" Ye see ye get jist as much for him dead as alive in Kentucky," he said, coolly, as he wiped his pistol on his coat-sleeve.
George sprang backward, — Eliza uttered a shriek, — the ball had passed close to his hair, had nearly grazed the cheek of his wife, and struck in the tree above.
" It 's nothing, Eliza," said George, quickly.
" Thee 'd better keep out of sight, with thy speechify­ing," said Phineas ; " they 're mean scamps."
" Now, Jim," said George, " look that your pistols are all right, and watch that pass with me. The first man that shows himself I fire at; you take the second, and so on. It won't do, you know, to waste two shots on one."
« But what if you don't hit ? "
" I shall hit," said George, coolly.
" Good! now, there 's stuff in that fellow," muttered Phineas, between his teeth.
The party below, after Marks had fired, stood, for a moment, rather undecided.
" I think you must have hit some on 'em," said one of the men. " I heard a squeal! "
I 'm going right up, for one," said Tom. " I
never Who
was afraid of niggers, and I an't going to be now.
goes after ? " he said, springing up the rocks.
George heard the words distinctly. He drew up his pistol, examined it, pointed it towards that point in the defile where the first man would appear.
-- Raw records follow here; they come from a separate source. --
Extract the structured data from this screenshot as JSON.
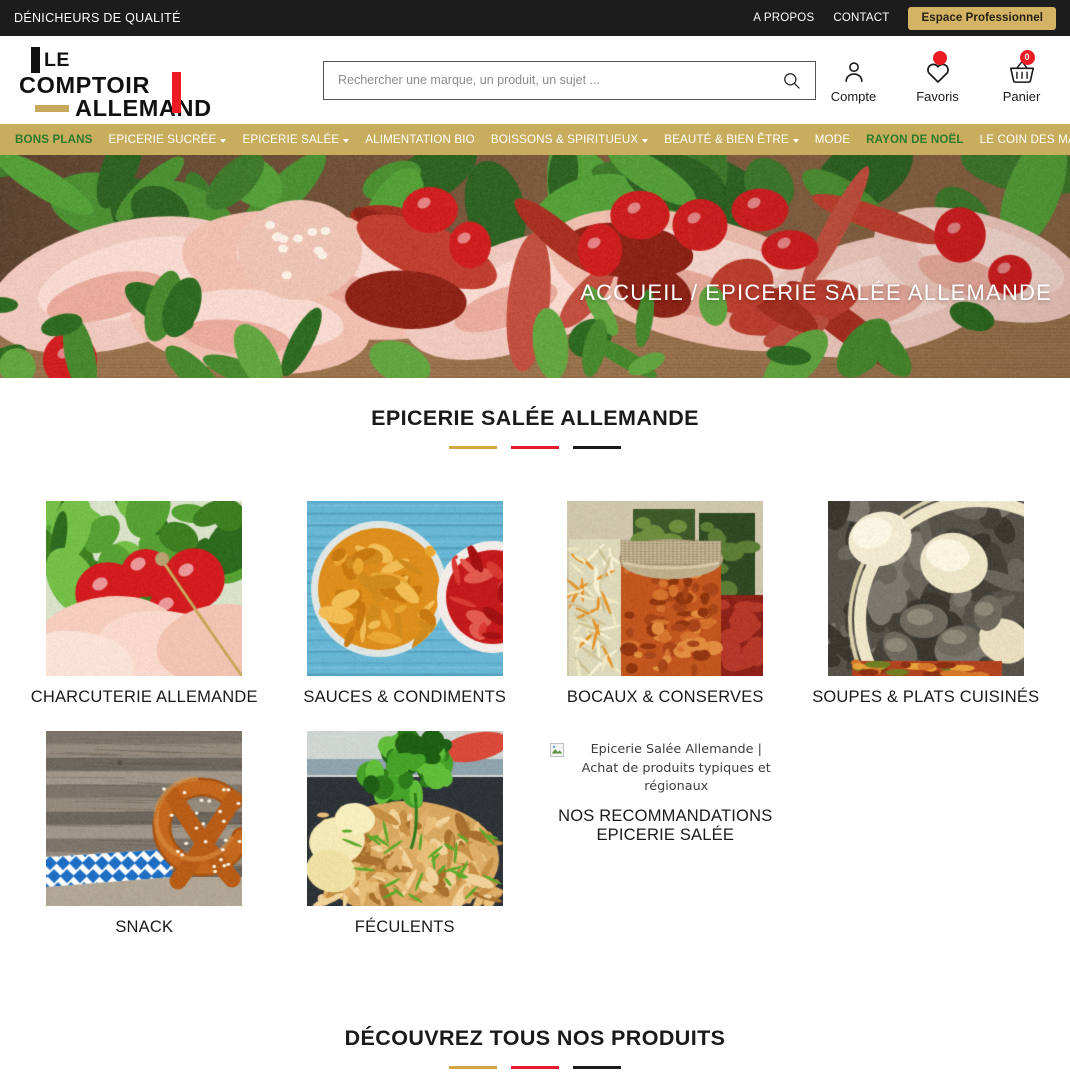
{
  "topbar": {
    "tagline": "DÉNICHEURS DE QUALITÉ",
    "links": [
      {
        "label": "A PROPOS",
        "name": "topbar-link-a-propos"
      },
      {
        "label": "CONTACT",
        "name": "topbar-link-contact"
      }
    ],
    "pro_button": "Espace Professionnel"
  },
  "logo": {
    "line1": "LE",
    "line2": "COMPTOIR",
    "line3": "ALLEMAND",
    "bar_black_color": "#111111",
    "bar_red_color": "#ed1c24",
    "dash_color": "#c8a75c"
  },
  "search": {
    "placeholder": "Rechercher une marque, un produit, un sujet ...",
    "value": ""
  },
  "header_icons": [
    {
      "label": "Compte",
      "icon": "user-icon",
      "badge": null
    },
    {
      "label": "Favoris",
      "icon": "heart-icon",
      "badge": ""
    },
    {
      "label": "Panier",
      "icon": "basket-icon",
      "badge": "0"
    }
  ],
  "nav": {
    "background": "#c8ad5e",
    "items": [
      {
        "label": "BONS PLANS",
        "highlight": true,
        "caret": false
      },
      {
        "label": "EPICERIE SUCRÉE",
        "highlight": false,
        "caret": true
      },
      {
        "label": "EPICERIE SALÉE",
        "highlight": false,
        "caret": true
      },
      {
        "label": "ALIMENTATION BIO",
        "highlight": false,
        "caret": false
      },
      {
        "label": "BOISSONS & SPIRITUEUX",
        "highlight": false,
        "caret": true
      },
      {
        "label": "BEAUTÉ & BIEN ÊTRE",
        "highlight": false,
        "caret": true
      },
      {
        "label": "MODE",
        "highlight": false,
        "caret": false
      },
      {
        "label": "RAYON DE NOËL",
        "highlight": true,
        "caret": false
      },
      {
        "label": "LE COIN DES MARQUES",
        "highlight": false,
        "caret": false
      }
    ]
  },
  "hero": {
    "breadcrumb_home": "ACCUEIL",
    "breadcrumb_sep": "/",
    "breadcrumb_current": "EPICERIE SALÉE ALLEMANDE"
  },
  "main": {
    "title": "EPICERIE SALÉE ALLEMANDE",
    "bottom_title": "DÉCOUVREZ TOUS NOS PRODUITS"
  },
  "categories": [
    {
      "label": "CHARCUTERIE ALLEMANDE",
      "image": "charcuterie"
    },
    {
      "label": "SAUCES & CONDIMENTS",
      "image": "sauces"
    },
    {
      "label": "BOCAUX & CONSERVES",
      "image": "bocaux"
    },
    {
      "label": "SOUPES & PLATS CUISINÉS",
      "image": "soupes"
    },
    {
      "label": "SNACK",
      "image": "snack"
    },
    {
      "label": "FÉCULENTS",
      "image": "feculents"
    }
  ],
  "broken_tile": {
    "alt_text": "Epicerie Salée Allemande | Achat de produits typiques et régionaux",
    "label": "NOS RECOMMANDATIONS EPICERIE SALÉE"
  },
  "colors": {
    "topbar_bg": "#1c1c1c",
    "nav_bg": "#c8ad5e",
    "accent_gold": "#d4b464",
    "accent_red": "#ec1c24",
    "accent_green": "#2c7a2c",
    "flag_gold": "#d3a843",
    "flag_red": "#e8192c",
    "flag_black": "#1a1a1a"
  }
}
One of the most courageous of the party followed Tom, and, the way being thus made, the whole party began pushing up the rock, — the hindermost pushing the front ones faster than they would have gone of themselves. On they came, and in a moment the burly form of Tom appeared in sight, almost at the verge of the chasm.